Now he specializes in jetty designs, soil investigations and soil classifications.
"I participate in jetty design, stone protection and erosion protection-type projects," said Colquitt. "A jetty is a rock structure that extends out into the water that breaks waves and reduces wave heights. They're very important during hurricane season. You'll notice the rock groins we have out by the Galveston Seawall. You'll also notice that most of the homes by the Seawall area weren't destroyed. The jetties also capture sand, which restores coastlines and beaches."
Colquitt says he's seen the Corps change from a local standpoint to a worldwide organization with its participation in emergency operations and during times of conflict with other countries, rebuilding and reconstructing countries and redesigning structures.
"I was involved in several emergency operations, including Hurricane Hugo in the 80s and Hurricane Rita," said Colquitt. "I had a stint as a civilian with the Corps in Kuwait during the time when Saddam Hussein blew up all the oil wells."
"The entire sky was literally black. It's an experience I'll never forget. I felt like I was giving my part to rectify the situation," said Colquitt. "I was involved in the design of the underground piping systems. I never thought I'd be deployed; I was over there for a couple of months. It makes you appreciate America more."
Serving the nation isn't the only thing Colquitt is known for; he also offers advice to future engineers.
"Focus on being the best engineer and also being the best person you can. You want to share your experience with other future engineers. You want to create a legacy and leave a legacy," said Colquitt. "Once you get into any type of professional series, you want to try and help others and mentor them. That's the way I look at it. You go beyond the call of duty to help others. That's what I try to focus on. I get instant gratification by helping others."
Colquitt also spreads this message to those in the Sunnyside community.
"I've been a little league baseball coach for many years," said Colquitt. "I also try to share my experiences with them. I try to stress that to most of the African-American kids in the community where I grew up. Colquitt said the stability of the organization and the great people he's met throughout the past 35 years have made the Corps a great place to work.

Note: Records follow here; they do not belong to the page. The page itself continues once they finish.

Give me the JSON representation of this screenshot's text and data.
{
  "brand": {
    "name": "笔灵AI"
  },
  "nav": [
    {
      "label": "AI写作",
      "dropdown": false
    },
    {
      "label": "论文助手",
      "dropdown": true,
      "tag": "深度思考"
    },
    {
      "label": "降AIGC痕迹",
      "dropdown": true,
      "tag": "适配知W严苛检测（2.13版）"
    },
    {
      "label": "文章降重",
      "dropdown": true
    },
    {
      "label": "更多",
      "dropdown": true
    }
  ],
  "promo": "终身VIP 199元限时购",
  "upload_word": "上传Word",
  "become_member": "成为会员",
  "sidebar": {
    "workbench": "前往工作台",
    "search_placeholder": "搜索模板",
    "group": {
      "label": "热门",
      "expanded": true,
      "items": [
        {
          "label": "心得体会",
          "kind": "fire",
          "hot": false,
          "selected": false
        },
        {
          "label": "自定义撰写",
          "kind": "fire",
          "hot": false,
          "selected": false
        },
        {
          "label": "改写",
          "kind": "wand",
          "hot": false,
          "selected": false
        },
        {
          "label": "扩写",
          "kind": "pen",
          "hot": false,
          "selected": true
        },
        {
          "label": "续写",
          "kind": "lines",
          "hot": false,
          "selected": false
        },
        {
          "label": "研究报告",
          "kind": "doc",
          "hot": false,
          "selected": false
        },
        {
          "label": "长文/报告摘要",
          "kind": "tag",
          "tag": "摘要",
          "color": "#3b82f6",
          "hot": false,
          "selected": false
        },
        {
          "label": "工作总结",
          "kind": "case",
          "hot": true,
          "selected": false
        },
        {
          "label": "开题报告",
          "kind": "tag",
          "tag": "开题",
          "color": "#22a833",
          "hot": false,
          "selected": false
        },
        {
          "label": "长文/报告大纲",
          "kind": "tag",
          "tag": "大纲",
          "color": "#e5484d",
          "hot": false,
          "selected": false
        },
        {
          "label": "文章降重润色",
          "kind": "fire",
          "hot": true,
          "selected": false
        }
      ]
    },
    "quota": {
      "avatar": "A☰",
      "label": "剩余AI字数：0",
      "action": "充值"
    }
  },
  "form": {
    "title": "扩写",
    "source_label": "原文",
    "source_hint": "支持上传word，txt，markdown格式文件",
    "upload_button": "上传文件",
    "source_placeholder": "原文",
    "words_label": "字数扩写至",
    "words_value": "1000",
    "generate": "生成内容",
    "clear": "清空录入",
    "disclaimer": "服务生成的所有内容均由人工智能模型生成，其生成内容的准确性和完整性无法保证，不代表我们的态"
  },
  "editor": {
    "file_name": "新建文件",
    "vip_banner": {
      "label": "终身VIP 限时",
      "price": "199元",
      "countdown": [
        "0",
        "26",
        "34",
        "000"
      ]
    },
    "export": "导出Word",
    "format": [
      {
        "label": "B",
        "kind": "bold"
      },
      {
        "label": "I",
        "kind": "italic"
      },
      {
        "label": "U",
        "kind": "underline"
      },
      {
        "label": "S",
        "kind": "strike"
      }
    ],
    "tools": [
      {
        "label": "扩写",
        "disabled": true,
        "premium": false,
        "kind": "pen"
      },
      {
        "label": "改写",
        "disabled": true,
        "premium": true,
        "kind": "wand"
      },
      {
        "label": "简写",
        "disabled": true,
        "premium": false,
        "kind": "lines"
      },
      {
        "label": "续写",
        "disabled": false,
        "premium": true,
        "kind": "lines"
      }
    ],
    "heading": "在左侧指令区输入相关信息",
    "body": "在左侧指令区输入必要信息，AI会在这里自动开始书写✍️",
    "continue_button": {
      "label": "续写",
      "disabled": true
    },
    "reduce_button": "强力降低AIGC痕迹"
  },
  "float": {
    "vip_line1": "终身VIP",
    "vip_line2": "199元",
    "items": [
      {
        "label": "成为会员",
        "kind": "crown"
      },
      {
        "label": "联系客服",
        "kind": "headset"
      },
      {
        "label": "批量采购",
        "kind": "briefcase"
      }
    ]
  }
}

"I've seen this organization really progress into an organization that is more diverse," said Colquitt.
Colquitt said working on the many jetty projects along the Texas coastline, being involved in emergency operations from the extreme East Coast to the West Coast and also being promoted and receiving his professional engineer's license have all been highlights of his career.
"I've traveled and seen other parts of the nation and world," said Colquitt. "If it wasn't for the Corps, I probably wouldn't have been able to experience that."